When working on sales efforts, the focus is usually on getting new leads, which will hopefully convert and build your business. There are plenty of ways to generate new leads: performance marketing, cold emails, introductions to new people and more.

While these are all valid ways of generating leads, some of them might work wonders for one company, but might not necessarily work for others. It’s definitely worthwhile to try every single method and then decide which to focus on.

I’d like to discuss what I think should be done before cold calling and spending money on performance marketing. I’m sharing these insights because these proved to be useful for me at Veed.me on a regular basis.


I’d like to talk about what’s close to ~100% success rate and that’s reaching out to people you already connected with, from different points of your life and career.

So here goes…

That friend from high school

There are claims that an average person meets 75,000 people in a lifetime. But for our purposes, let’s just think about the people we became friends with five years ago when we both did unrelated things to what we do today.

Looking at old friends’ LinkedIn profiles can actually prove to be very effective in finding relevant contacts. And guess what — you’re already connected so they’d probably be more open to helping you than random strangers. It’s ~100% that they will respond if you reach out.

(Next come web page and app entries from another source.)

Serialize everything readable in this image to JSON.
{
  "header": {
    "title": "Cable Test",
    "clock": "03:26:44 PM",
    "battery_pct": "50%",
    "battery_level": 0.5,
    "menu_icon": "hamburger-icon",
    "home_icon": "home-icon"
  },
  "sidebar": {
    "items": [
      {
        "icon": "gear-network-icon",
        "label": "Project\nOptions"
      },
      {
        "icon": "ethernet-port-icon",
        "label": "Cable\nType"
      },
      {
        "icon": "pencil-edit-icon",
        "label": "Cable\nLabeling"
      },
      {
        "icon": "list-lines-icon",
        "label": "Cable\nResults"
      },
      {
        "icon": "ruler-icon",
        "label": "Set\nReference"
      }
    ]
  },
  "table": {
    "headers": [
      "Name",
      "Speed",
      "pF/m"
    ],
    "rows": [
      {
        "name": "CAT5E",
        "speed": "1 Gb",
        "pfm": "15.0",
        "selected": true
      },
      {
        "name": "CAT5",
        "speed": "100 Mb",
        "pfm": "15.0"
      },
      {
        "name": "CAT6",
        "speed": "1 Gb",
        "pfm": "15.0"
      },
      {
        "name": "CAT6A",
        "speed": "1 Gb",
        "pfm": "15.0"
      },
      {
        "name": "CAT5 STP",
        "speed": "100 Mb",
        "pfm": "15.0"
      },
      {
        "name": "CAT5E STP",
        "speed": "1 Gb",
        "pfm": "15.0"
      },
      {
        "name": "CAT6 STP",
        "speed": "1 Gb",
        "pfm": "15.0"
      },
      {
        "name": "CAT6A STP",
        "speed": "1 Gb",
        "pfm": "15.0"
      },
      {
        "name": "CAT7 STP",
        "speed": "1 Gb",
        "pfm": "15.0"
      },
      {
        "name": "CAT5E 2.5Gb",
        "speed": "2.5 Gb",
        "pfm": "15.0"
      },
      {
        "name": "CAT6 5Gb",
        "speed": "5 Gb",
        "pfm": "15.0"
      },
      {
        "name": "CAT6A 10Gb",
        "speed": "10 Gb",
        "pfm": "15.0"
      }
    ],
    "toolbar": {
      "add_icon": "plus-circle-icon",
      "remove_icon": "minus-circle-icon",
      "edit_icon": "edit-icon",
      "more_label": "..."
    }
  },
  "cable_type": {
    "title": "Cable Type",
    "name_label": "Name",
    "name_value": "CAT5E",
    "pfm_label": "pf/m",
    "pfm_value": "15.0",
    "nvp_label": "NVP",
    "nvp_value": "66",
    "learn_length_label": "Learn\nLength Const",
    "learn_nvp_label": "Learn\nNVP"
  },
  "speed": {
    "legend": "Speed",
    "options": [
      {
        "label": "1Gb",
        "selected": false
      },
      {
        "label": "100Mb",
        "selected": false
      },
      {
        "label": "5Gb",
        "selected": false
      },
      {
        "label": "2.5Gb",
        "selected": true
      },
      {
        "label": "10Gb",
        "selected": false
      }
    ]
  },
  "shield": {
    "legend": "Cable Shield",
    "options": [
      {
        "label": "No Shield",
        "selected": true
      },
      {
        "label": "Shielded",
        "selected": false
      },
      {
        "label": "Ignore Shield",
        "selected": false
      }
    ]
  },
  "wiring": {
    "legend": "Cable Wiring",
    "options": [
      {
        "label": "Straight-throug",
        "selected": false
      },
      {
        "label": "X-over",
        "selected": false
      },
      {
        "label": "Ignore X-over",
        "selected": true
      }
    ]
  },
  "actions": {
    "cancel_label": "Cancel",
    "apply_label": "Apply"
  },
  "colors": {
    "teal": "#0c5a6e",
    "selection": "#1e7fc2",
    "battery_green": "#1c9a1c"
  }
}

Main tip —
On LinkedIn’s main page, look at the top right for the news cards about connections who just got a new job/role. In no time you’ll find out that one of your acquaintances now holds a relevant position at a relevant company.

Facebook is Safe For Work

Here’s a little experiment; go to Facebook.

See that little search bar at the top?

Type My friends who work at Google

It is likely that you’ll get some results, showing you friends of yours that work at that organization. The cool thing is — that you might’ve found out that a friend you haven’t been in touch with is now working there. Even if the experiment didn’t work, you get the point, and if you try a few other companies, you’ll see what I mean.

Facebook is an amazing tool to find relevant people for your business, including some that wouldn’t instantly jump to mind.

Facebook search is a really a powerful feature that has so much more to it than just looking up a name.

You don’t follow up on meetings

Let’s face it, we like meetings more than we like to follow up on them. We’re asking for precious intros and are thrilled about the great potential these have. We put a lot of effort into these meetings, we spend time on decks, design, taxis, coffee(s) and so on.

And it’s fun. Meetings are fun. It lets you leave the office and breath some fresh air, it gets us visit the nicest offices around (sometimes) and honestly — having meetings in our calendar makes us feel efficient in our job.

Nothing is being closed on a first meeting, and the follow-up becomes the next to-do item on our list and it is very often the following up that we push it for later.

There are endless excuses for why we push it for later but at the end of the day — People hate follow-ups.

I’m not here to suggest tools for lead management, I’d just like to make a point — we should F****** follow up!

Or not take meetings.

Irrelevant in the past → Relevant now?

There are 3 responses from a lead:
I’m interested, Maybe Later and – I’m not interested.

So, I’d like to talk about the not interested. Why is that? Because we’re in the startup world, and if you have a startup — you pivot. And if you pivot — those who were not interested might be interested now.

Here’s an example of how I reached out to one of the big companies I met over a year ago. We’ve since changed out target persona and now they are finally a fit for us. It wasn’t a cold email because we met in the past and even had a good connection. It just didn’t work out. But guess what — now it does and it’s worth a lot of $$$.

It’s not about contacting all your “not interested “leads, but focusing on the ones who you really wanted as clients, and wish they were interested. These are the ones who are worth another go.

Bottom Line

I believe that we all have plenty of people in our network that are willing to buy what we’re trying to sell.

I believe that recycling leads is one of the first things we have to do when trying to sell our new product/service and before we start cold calling and begging for intros.

If you have any comments or additional insights on that topic — I’d love to learn more.